Last year, investors were faced with bond yields at all time lows, while the outlook for economic growth looked increasingly positive. This sparked some concerns over the possibility of rapidly rising interest rates.
But investors are now increasingly accepting that we might be faced in a low yield, low growth environment for much longer than thought possible. What to do when faced with such difficult conditions?
The obvious strategy to take is to go shorter duration, increase allocations to credit and potentially add some safety in the form of inflation-linked bonds. But is that all you can do, or are other, more opportunistic, possibilities that might help you enhance returns or help preserve capital?
- Geopolitical turmoil has created volatility in currencies and this could lead to short-term opportunities.
- The modest rise in bond yields has also created arbitrage opportunities, such as the deviation between cash and futures bond prices.
- Regulatory changes have also added to arbitrage opportunities that in some cases seem to be permanent, albeit small in size.
- Continued efforts to address environmental, social and corporate governance (ESG) issues has seen the rise of new instruments, such as climate change or green bonds. How large of an opportunity are those?

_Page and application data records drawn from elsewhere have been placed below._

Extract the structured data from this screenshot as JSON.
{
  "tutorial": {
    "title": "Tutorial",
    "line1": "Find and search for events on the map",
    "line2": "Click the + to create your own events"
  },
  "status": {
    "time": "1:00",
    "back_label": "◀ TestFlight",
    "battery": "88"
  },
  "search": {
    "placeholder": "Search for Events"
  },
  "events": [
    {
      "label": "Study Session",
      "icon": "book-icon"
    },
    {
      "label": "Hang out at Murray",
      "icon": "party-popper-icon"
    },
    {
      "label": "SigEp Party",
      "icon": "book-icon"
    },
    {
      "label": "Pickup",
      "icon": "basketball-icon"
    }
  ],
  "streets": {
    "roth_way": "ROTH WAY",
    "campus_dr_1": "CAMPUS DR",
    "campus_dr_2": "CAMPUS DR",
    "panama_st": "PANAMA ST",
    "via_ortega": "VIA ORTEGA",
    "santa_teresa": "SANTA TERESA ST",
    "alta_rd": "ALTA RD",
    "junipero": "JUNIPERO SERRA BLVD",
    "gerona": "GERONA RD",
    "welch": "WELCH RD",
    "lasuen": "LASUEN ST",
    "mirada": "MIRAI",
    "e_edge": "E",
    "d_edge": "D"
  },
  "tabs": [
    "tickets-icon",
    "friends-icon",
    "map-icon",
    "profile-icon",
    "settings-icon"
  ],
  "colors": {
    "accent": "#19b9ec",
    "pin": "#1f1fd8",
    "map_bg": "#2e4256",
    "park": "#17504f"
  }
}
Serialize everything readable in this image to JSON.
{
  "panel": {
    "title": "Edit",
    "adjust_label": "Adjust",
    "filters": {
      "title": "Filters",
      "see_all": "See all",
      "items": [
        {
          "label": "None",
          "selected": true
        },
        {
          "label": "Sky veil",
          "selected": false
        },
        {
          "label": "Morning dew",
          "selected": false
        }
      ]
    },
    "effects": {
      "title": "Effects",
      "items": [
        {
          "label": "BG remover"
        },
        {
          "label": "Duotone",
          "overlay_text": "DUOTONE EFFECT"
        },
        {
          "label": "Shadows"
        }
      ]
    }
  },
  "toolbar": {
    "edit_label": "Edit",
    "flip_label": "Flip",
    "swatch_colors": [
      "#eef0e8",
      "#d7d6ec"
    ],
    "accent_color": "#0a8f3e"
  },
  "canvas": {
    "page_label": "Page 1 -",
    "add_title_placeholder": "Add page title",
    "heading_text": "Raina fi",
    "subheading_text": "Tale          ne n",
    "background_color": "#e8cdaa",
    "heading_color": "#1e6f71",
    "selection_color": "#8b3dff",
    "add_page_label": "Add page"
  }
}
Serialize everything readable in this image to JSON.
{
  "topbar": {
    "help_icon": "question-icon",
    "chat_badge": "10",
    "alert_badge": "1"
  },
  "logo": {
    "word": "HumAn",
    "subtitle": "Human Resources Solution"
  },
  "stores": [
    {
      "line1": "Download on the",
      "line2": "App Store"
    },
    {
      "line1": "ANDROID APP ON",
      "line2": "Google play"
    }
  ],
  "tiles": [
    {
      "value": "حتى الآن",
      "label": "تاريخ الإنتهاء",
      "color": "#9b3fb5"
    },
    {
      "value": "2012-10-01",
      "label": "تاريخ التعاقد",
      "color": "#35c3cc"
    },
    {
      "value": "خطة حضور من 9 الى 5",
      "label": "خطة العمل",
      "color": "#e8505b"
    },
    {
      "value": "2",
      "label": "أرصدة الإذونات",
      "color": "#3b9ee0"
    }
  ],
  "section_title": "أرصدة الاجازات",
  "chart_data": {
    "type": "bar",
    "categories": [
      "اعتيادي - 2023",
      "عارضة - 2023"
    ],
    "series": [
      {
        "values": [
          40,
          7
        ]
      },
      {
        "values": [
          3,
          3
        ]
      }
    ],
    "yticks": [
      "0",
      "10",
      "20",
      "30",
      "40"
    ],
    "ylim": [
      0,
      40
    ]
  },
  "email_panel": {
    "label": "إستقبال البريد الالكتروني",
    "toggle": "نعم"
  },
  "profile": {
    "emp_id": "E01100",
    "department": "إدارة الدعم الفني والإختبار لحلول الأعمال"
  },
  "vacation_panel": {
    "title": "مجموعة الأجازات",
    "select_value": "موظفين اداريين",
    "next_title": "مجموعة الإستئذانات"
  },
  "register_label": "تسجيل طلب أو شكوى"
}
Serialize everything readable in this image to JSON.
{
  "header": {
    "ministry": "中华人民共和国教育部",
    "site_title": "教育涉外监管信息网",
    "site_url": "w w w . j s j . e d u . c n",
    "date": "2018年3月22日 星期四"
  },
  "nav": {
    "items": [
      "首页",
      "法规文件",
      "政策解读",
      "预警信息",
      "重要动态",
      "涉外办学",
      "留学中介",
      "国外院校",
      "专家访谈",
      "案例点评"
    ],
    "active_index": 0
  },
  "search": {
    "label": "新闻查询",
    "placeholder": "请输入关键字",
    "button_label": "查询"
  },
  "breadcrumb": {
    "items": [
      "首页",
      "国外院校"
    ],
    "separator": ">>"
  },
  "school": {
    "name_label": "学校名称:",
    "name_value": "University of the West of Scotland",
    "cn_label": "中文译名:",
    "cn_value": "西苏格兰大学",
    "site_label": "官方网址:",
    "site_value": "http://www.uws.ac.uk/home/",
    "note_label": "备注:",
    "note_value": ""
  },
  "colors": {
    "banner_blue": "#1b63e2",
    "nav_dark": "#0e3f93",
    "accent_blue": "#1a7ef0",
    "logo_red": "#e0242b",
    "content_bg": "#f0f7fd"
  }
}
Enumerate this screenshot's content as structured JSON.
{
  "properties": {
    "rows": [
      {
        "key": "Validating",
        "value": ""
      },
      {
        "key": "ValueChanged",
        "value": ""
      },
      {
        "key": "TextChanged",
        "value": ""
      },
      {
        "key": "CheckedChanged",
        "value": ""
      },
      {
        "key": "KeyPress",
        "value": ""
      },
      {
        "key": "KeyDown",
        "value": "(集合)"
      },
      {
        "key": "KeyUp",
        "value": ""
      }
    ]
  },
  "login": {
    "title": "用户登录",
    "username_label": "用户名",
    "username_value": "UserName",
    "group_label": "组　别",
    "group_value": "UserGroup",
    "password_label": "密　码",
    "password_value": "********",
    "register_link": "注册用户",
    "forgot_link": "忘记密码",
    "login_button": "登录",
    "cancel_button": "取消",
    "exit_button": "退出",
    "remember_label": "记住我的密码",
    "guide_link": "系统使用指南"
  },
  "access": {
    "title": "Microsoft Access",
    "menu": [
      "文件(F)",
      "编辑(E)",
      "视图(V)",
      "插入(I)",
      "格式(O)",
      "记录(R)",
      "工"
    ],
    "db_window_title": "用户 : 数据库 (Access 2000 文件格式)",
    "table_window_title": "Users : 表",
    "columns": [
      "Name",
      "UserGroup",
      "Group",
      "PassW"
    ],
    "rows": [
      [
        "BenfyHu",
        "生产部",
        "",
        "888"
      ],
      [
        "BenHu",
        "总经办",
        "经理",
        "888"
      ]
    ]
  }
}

At the same time, investors work within constraints set by their investment strategy, objectives and regulatory limits. To what extent should you make use of these opportunities or will it put you on a slippery slope to become a short-term investor or trading vehicle? These questions will be discussed at the second [i3] Fixed Income, Credit & Currency (FICC) Forum.Register your interest for this event